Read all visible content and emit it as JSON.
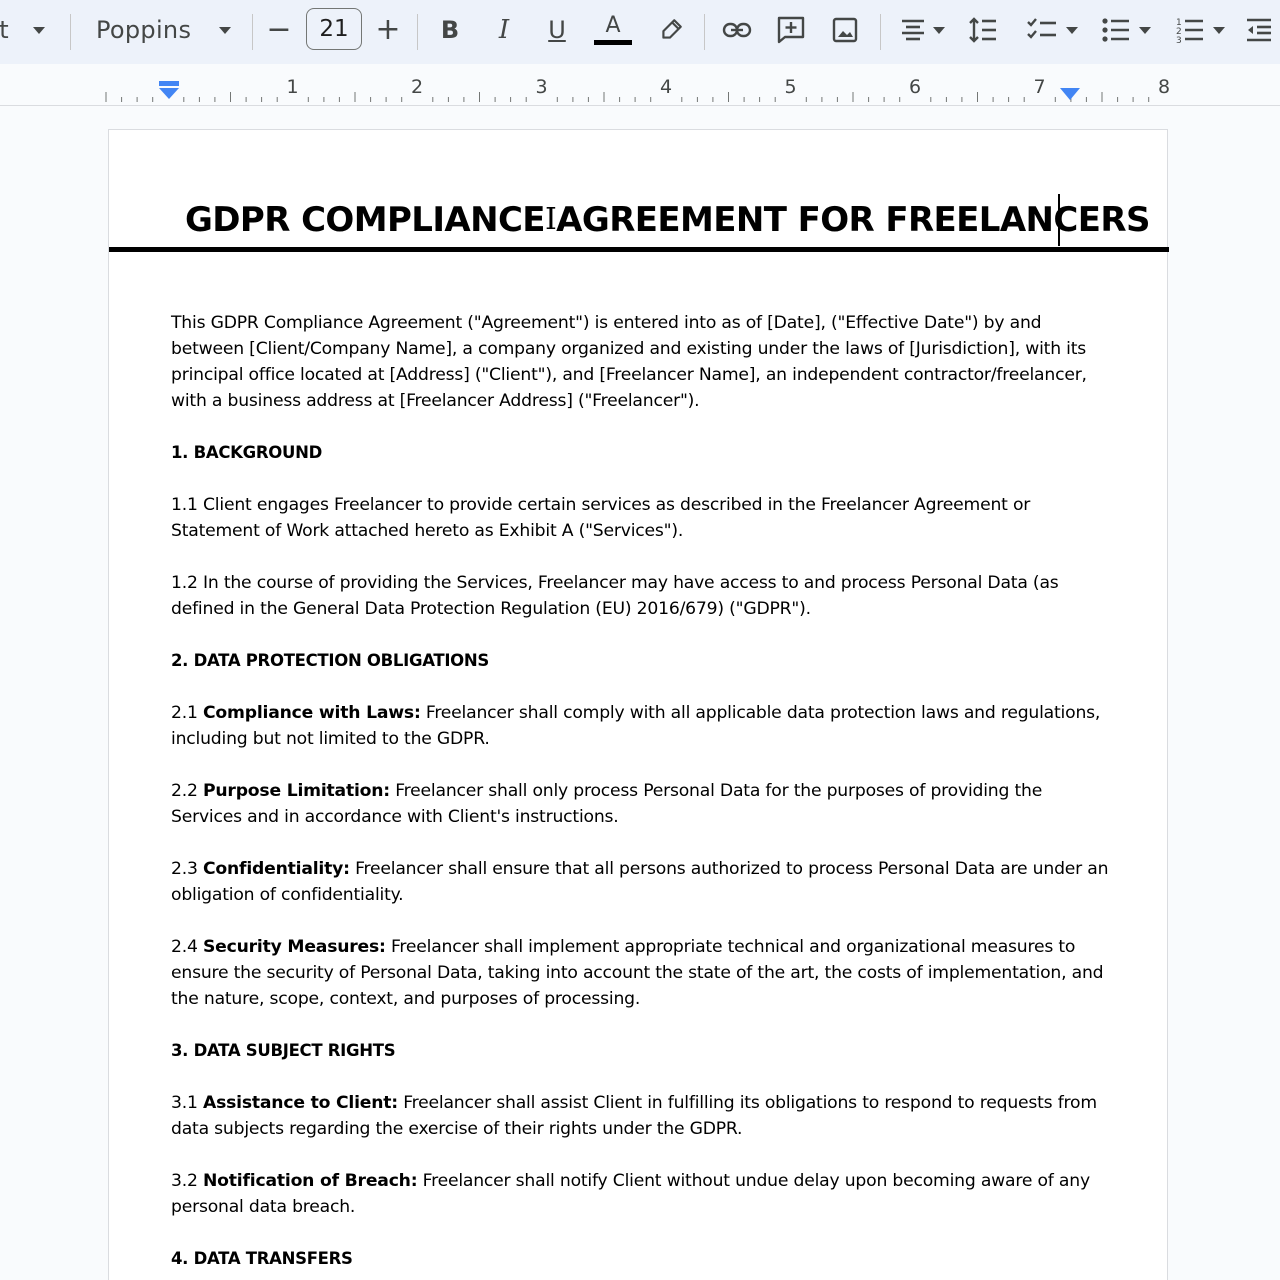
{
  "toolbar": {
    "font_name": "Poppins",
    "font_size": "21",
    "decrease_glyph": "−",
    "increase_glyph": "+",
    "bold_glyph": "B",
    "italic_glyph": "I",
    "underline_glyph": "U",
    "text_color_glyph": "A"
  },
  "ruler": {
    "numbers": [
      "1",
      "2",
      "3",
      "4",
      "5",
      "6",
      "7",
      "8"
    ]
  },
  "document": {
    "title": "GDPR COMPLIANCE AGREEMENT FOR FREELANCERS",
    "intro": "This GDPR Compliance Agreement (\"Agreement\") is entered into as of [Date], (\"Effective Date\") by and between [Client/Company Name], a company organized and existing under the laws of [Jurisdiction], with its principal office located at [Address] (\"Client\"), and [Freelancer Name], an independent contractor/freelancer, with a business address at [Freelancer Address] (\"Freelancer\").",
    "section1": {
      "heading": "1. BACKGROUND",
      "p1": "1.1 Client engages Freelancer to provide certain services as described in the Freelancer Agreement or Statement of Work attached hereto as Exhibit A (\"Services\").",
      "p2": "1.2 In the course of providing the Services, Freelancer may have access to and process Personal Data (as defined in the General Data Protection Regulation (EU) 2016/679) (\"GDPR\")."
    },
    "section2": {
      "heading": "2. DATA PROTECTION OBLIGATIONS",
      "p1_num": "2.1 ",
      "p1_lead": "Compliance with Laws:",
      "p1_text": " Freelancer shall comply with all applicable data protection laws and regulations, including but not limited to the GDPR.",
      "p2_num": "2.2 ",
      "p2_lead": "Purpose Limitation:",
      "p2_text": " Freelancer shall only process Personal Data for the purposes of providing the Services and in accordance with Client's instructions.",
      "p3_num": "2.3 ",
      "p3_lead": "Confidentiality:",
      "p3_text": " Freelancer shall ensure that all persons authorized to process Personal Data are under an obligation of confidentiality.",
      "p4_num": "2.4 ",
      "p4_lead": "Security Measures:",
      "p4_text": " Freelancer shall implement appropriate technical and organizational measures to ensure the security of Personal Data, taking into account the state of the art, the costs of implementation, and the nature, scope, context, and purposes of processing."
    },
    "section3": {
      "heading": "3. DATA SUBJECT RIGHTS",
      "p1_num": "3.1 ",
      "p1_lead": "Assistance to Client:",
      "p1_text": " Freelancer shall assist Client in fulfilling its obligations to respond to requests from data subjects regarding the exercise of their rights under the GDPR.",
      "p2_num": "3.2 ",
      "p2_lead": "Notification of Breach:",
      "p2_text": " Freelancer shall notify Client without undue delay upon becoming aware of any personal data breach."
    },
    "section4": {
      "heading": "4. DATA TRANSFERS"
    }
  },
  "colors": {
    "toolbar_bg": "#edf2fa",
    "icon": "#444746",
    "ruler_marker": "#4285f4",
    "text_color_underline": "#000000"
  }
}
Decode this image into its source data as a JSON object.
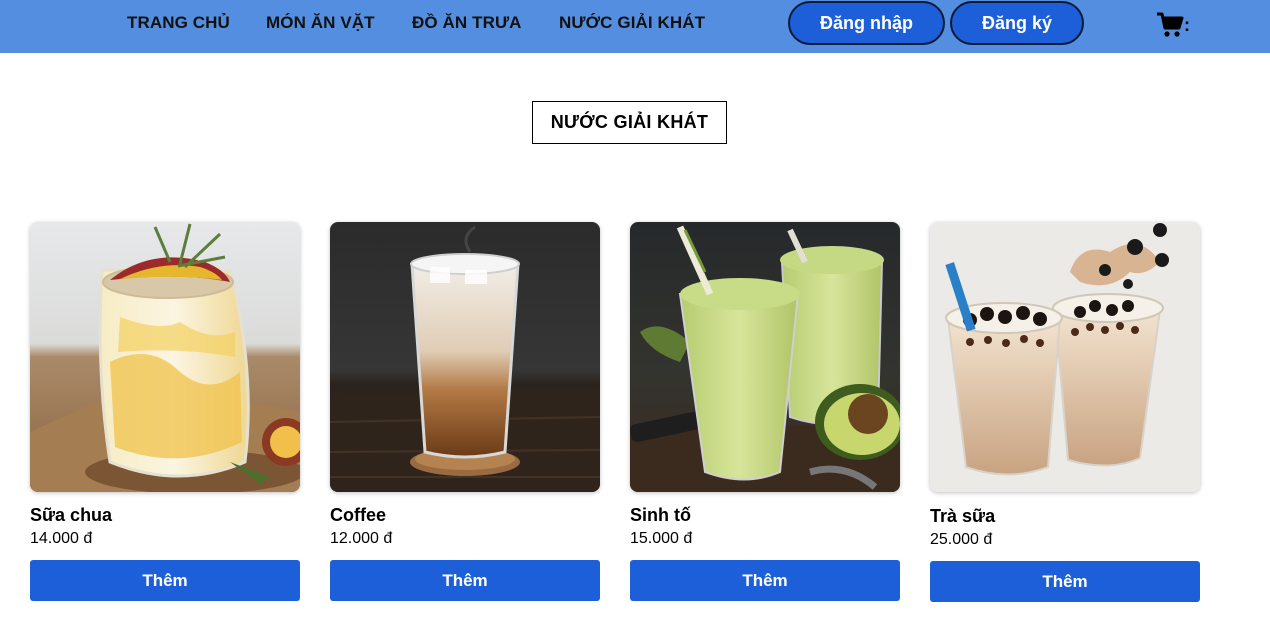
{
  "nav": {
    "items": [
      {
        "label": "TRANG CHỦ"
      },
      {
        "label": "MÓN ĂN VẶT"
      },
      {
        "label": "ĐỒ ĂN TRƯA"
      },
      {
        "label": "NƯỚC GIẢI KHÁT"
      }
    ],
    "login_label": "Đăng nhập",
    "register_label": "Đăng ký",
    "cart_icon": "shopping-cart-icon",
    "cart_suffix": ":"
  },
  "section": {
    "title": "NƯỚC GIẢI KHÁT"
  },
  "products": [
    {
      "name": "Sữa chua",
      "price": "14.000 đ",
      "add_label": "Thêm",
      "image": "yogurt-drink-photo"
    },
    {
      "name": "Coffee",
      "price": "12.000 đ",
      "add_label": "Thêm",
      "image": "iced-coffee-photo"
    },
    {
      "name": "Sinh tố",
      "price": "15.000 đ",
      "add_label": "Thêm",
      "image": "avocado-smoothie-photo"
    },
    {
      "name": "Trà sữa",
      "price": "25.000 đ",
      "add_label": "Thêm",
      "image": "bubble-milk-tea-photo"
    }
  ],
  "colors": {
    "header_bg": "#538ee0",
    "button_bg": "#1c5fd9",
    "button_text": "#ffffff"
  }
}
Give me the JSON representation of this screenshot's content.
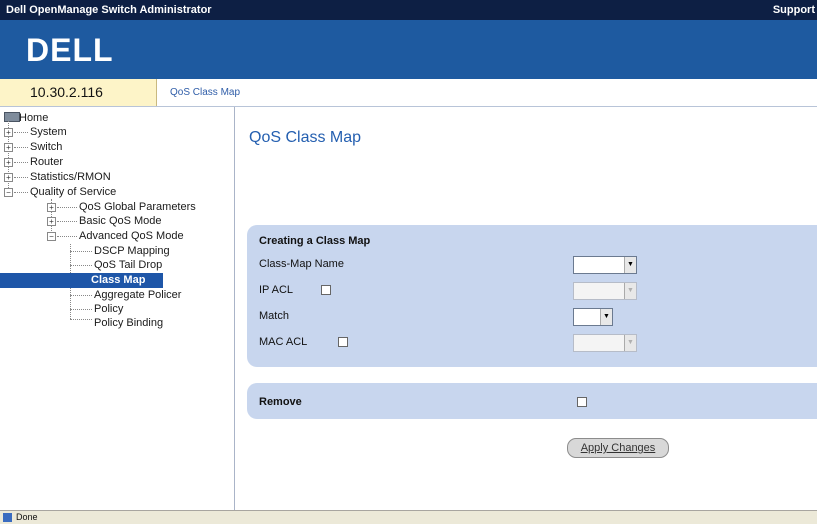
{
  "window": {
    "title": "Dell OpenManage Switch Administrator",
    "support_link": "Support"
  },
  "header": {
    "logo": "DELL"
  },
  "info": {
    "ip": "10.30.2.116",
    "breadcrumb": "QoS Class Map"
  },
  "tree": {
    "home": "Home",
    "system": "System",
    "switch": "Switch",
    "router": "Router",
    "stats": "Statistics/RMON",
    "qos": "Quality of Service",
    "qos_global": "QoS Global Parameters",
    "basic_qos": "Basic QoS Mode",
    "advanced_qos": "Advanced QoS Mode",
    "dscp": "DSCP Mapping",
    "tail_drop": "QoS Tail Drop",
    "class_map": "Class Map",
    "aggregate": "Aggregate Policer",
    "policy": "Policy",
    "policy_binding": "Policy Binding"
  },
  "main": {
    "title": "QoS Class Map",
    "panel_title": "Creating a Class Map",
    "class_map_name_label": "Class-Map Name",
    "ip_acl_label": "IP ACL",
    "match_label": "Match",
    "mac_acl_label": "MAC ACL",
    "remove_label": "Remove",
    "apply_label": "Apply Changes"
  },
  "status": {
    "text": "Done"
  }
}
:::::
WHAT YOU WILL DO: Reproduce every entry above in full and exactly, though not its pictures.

TASK ANSWER:
Read all visible content and emit it as JSON.
{
  "toolbar": {
    "font_name": "Poppins",
    "font_size": "21",
    "decrease_glyph": "−",
    "increase_glyph": "+",
    "bold_glyph": "B",
    "italic_glyph": "I",
    "underline_glyph": "U",
    "text_color_glyph": "A"
  },
  "ruler": {
    "numbers": [
      "1",
      "2",
      "3",
      "4",
      "5",
      "6",
      "7",
      "8"
    ]
  },
  "document": {
    "title": "GDPR COMPLIANCE AGREEMENT FOR FREELANCERS",
    "intro": "This GDPR Compliance Agreement (\"Agreement\") is entered into as of [Date], (\"Effective Date\") by and between [Client/Company Name], a company organized and existing under the laws of [Jurisdiction], with its principal office located at [Address] (\"Client\"), and [Freelancer Name], an independent contractor/freelancer, with a business address at [Freelancer Address] (\"Freelancer\").",
    "section1": {
      "heading": "1. BACKGROUND",
      "p1": "1.1 Client engages Freelancer to provide certain services as described in the Freelancer Agreement or Statement of Work attached hereto as Exhibit A (\"Services\").",
      "p2": "1.2 In the course of providing the Services, Freelancer may have access to and process Personal Data (as defined in the General Data Protection Regulation (EU) 2016/679) (\"GDPR\")."
    },
    "section2": {
      "heading": "2. DATA PROTECTION OBLIGATIONS",
      "p1_num": "2.1 ",
      "p1_lead": "Compliance with Laws:",
      "p1_text": " Freelancer shall comply with all applicable data protection laws and regulations, including but not limited to the GDPR.",
      "p2_num": "2.2 ",
      "p2_lead": "Purpose Limitation:",
      "p2_text": " Freelancer shall only process Personal Data for the purposes of providing the Services and in accordance with Client's instructions.",
      "p3_num": "2.3 ",
      "p3_lead": "Confidentiality:",
      "p3_text": " Freelancer shall ensure that all persons authorized to process Personal Data are under an obligation of confidentiality.",
      "p4_num": "2.4 ",
      "p4_lead": "Security Measures:",
      "p4_text": " Freelancer shall implement appropriate technical and organizational measures to ensure the security of Personal Data, taking into account the state of the art, the costs of implementation, and the nature, scope, context, and purposes of processing."
    },
    "section3": {
      "heading": "3. DATA SUBJECT RIGHTS",
      "p1_num": "3.1 ",
      "p1_lead": "Assistance to Client:",
      "p1_text": " Freelancer shall assist Client in fulfilling its obligations to respond to requests from data subjects regarding the exercise of their rights under the GDPR.",
      "p2_num": "3.2 ",
      "p2_lead": "Notification of Breach:",
      "p2_text": " Freelancer shall notify Client without undue delay upon becoming aware of any personal data breach."
    },
    "section4": {
      "heading": "4. DATA TRANSFERS"
    }
  },
  "colors": {
    "toolbar_bg": "#edf2fa",
    "icon": "#444746",
    "ruler_marker": "#4285f4",
    "text_color_underline": "#000000"
  }
}
Decode this image into its source data as a JSON object.
{
  "nav": {
    "items": [
      {
        "label": "TRANG CHỦ"
      },
      {
        "label": "MÓN ĂN VẶT"
      },
      {
        "label": "ĐỒ ĂN TRƯA"
      },
      {
        "label": "NƯỚC GIẢI KHÁT"
      }
    ],
    "login_label": "Đăng nhập",
    "register_label": "Đăng ký",
    "cart_icon": "shopping-cart-icon",
    "cart_suffix": ":"
  },
  "section": {
    "title": "NƯỚC GIẢI KHÁT"
  },
  "products": [
    {
      "name": "Sữa chua",
      "price": "14.000 đ",
      "add_label": "Thêm",
      "image": "yogurt-drink-photo"
    },
    {
      "name": "Coffee",
      "price": "12.000 đ",
      "add_label": "Thêm",
      "image": "iced-coffee-photo"
    },
    {
      "name": "Sinh tố",
      "price": "15.000 đ",
      "add_label": "Thêm",
      "image": "avocado-smoothie-photo"
    },
    {
      "name": "Trà sữa",
      "price": "25.000 đ",
      "add_label": "Thêm",
      "image": "bubble-milk-tea-photo"
    }
  ],
  "colors": {
    "header_bg": "#538ee0",
    "button_bg": "#1c5fd9",
    "button_text": "#ffffff"
  }
}
Give me the JSON representation of this screenshot's content.
{
  "window": {
    "title": "Dell OpenManage Switch Administrator",
    "support_link": "Support"
  },
  "header": {
    "logo": "DELL"
  },
  "info": {
    "ip": "10.30.2.116",
    "breadcrumb": "QoS Class Map"
  },
  "tree": {
    "home": "Home",
    "system": "System",
    "switch": "Switch",
    "router": "Router",
    "stats": "Statistics/RMON",
    "qos": "Quality of Service",
    "qos_global": "QoS Global Parameters",
    "basic_qos": "Basic QoS Mode",
    "advanced_qos": "Advanced QoS Mode",
    "dscp": "DSCP Mapping",
    "tail_drop": "QoS Tail Drop",
    "class_map": "Class Map",
    "aggregate": "Aggregate Policer",
    "policy": "Policy",
    "policy_binding": "Policy Binding"
  },
  "main": {
    "title": "QoS Class Map",
    "panel_title": "Creating a Class Map",
    "class_map_name_label": "Class-Map Name",
    "ip_acl_label": "IP ACL",
    "match_label": "Match",
    "mac_acl_label": "MAC ACL",
    "remove_label": "Remove",
    "apply_label": "Apply Changes"
  },
  "status": {
    "text": "Done"
  }
}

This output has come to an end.